[Stored data]
::::::

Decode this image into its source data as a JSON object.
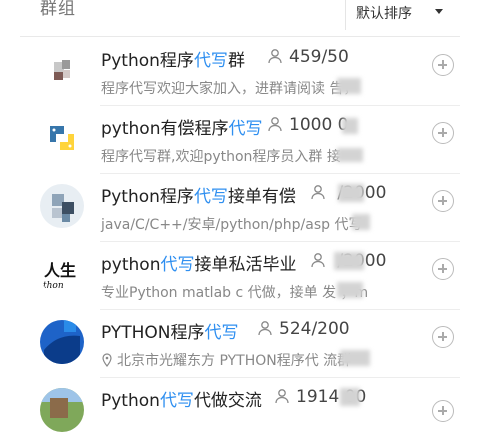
{
  "header": {
    "title": "群组",
    "sort_label": "默认排序"
  },
  "groups": [
    {
      "name_pre": "Python程序",
      "name_hl": "代写",
      "name_post": "群",
      "members": "459/50",
      "desc": "程序代写欢迎大家加入，进群请阅读      告，",
      "has_location": false
    },
    {
      "name_pre": "python有偿程序",
      "name_hl": "代写",
      "name_post": "",
      "members": "1000     0",
      "desc": "程序代写群,欢迎python程序员入群     接",
      "has_location": false
    },
    {
      "name_pre": "Python程序",
      "name_hl": "代写",
      "name_post": "接单有偿",
      "members": "      /2000",
      "desc": "java/C/C++/安卓/python/php/asp   代写",
      "has_location": false
    },
    {
      "name_pre": "python",
      "name_hl": "代写",
      "name_post": "接单私活毕业",
      "members": "      /2000",
      "desc": "专业Python matlab c 代做，接单 发    ；m",
      "has_location": false
    },
    {
      "name_pre": "PYTHON程序",
      "name_hl": "代写",
      "name_post": "",
      "members": "524/200",
      "desc": "北京市光耀东方  PYTHON程序代       流群",
      "has_location": true
    },
    {
      "name_pre": "Python",
      "name_hl": "代写",
      "name_post": "代做交流",
      "members": "1914   00",
      "desc": "",
      "has_location": false
    }
  ],
  "colors": {
    "highlight": "#2f8ff0",
    "text": "#222222",
    "muted": "#888888"
  },
  "icons": {
    "member": "person-icon",
    "add": "plus-circle-icon",
    "location": "pin-icon",
    "sort": "caret-down-icon"
  }
}
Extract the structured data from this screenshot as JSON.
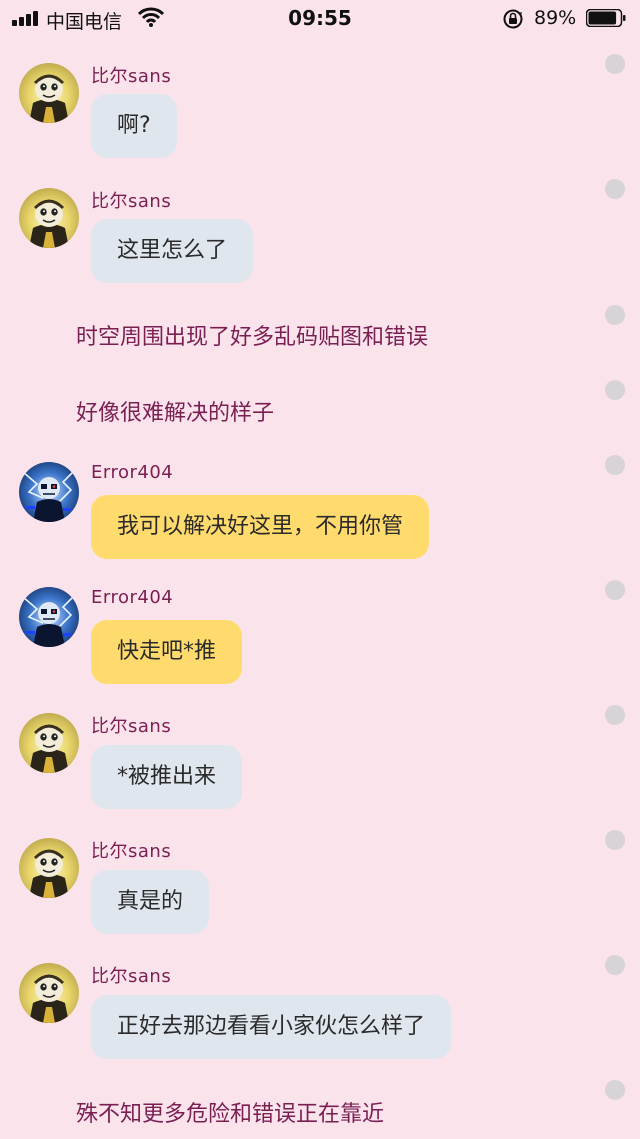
{
  "status_bar": {
    "carrier": "中国电信",
    "time": "09:55",
    "battery_percent": "89%",
    "battery_level": 0.89
  },
  "messages": [
    {
      "type": "chat",
      "sender": "比尔sans",
      "text": "啊?",
      "bubble_color": "#e0e6ee",
      "avatar": "bill-sans-avatar"
    },
    {
      "type": "chat",
      "sender": "比尔sans",
      "text": "这里怎么了",
      "bubble_color": "#e0e6ee",
      "avatar": "bill-sans-avatar"
    },
    {
      "type": "narration",
      "text": "时空周围出现了好多乱码贴图和错误"
    },
    {
      "type": "narration",
      "text": "好像很难解决的样子"
    },
    {
      "type": "chat",
      "sender": "Error404",
      "text": "我可以解决好这里，不用你管",
      "bubble_color": "#ffdb6e",
      "avatar": "error404-avatar"
    },
    {
      "type": "chat",
      "sender": "Error404",
      "text": "快走吧*推",
      "bubble_color": "#ffdb6e",
      "avatar": "error404-avatar"
    },
    {
      "type": "chat",
      "sender": "比尔sans",
      "text": "*被推出来",
      "bubble_color": "#e0e6ee",
      "avatar": "bill-sans-avatar"
    },
    {
      "type": "chat",
      "sender": "比尔sans",
      "text": "真是的",
      "bubble_color": "#e0e6ee",
      "avatar": "bill-sans-avatar"
    },
    {
      "type": "chat",
      "sender": "比尔sans",
      "text": "正好去那边看看小家伙怎么样了",
      "bubble_color": "#e0e6ee",
      "avatar": "bill-sans-avatar"
    },
    {
      "type": "narration",
      "text": "殊不知更多危险和错误正在靠近"
    }
  ]
}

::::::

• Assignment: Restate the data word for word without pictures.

• Your response:
Decode this image into its source data as a JSON object.
{
  "header": {
    "title": "群组",
    "sort_label": "默认排序"
  },
  "groups": [
    {
      "name_pre": "Python程序",
      "name_hl": "代写",
      "name_post": "群",
      "members": "459/50",
      "desc": "程序代写欢迎大家加入，进群请阅读      告，",
      "has_location": false
    },
    {
      "name_pre": "python有偿程序",
      "name_hl": "代写",
      "name_post": "",
      "members": "1000     0",
      "desc": "程序代写群,欢迎python程序员入群     接",
      "has_location": false
    },
    {
      "name_pre": "Python程序",
      "name_hl": "代写",
      "name_post": "接单有偿",
      "members": "      /2000",
      "desc": "java/C/C++/安卓/python/php/asp   代写",
      "has_location": false
    },
    {
      "name_pre": "python",
      "name_hl": "代写",
      "name_post": "接单私活毕业",
      "members": "      /2000",
      "desc": "专业Python matlab c 代做，接单 发    ；m",
      "has_location": false
    },
    {
      "name_pre": "PYTHON程序",
      "name_hl": "代写",
      "name_post": "",
      "members": "524/200",
      "desc": "北京市光耀东方  PYTHON程序代       流群",
      "has_location": true
    },
    {
      "name_pre": "Python",
      "name_hl": "代写",
      "name_post": "代做交流",
      "members": "1914   00",
      "desc": "",
      "has_location": false
    }
  ],
  "colors": {
    "highlight": "#2f8ff0",
    "text": "#222222",
    "muted": "#888888"
  },
  "icons": {
    "member": "person-icon",
    "add": "plus-circle-icon",
    "location": "pin-icon",
    "sort": "caret-down-icon"
  }
}
Extract the structured data from this screenshot as JSON.
{
  "status_bar": {
    "carrier": "中国电信",
    "time": "09:55",
    "battery_percent": "89%",
    "battery_level": 0.89
  },
  "messages": [
    {
      "type": "chat",
      "sender": "比尔sans",
      "text": "啊?",
      "bubble_color": "#e0e6ee",
      "avatar": "bill-sans-avatar"
    },
    {
      "type": "chat",
      "sender": "比尔sans",
      "text": "这里怎么了",
      "bubble_color": "#e0e6ee",
      "avatar": "bill-sans-avatar"
    },
    {
      "type": "narration",
      "text": "时空周围出现了好多乱码贴图和错误"
    },
    {
      "type": "narration",
      "text": "好像很难解决的样子"
    },
    {
      "type": "chat",
      "sender": "Error404",
      "text": "我可以解决好这里，不用你管",
      "bubble_color": "#ffdb6e",
      "avatar": "error404-avatar"
    },
    {
      "type": "chat",
      "sender": "Error404",
      "text": "快走吧*推",
      "bubble_color": "#ffdb6e",
      "avatar": "error404-avatar"
    },
    {
      "type": "chat",
      "sender": "比尔sans",
      "text": "*被推出来",
      "bubble_color": "#e0e6ee",
      "avatar": "bill-sans-avatar"
    },
    {
      "type": "chat",
      "sender": "比尔sans",
      "text": "真是的",
      "bubble_color": "#e0e6ee",
      "avatar": "bill-sans-avatar"
    },
    {
      "type": "chat",
      "sender": "比尔sans",
      "text": "正好去那边看看小家伙怎么样了",
      "bubble_color": "#e0e6ee",
      "avatar": "bill-sans-avatar"
    },
    {
      "type": "narration",
      "text": "殊不知更多危险和错误正在靠近"
    }
  ]
}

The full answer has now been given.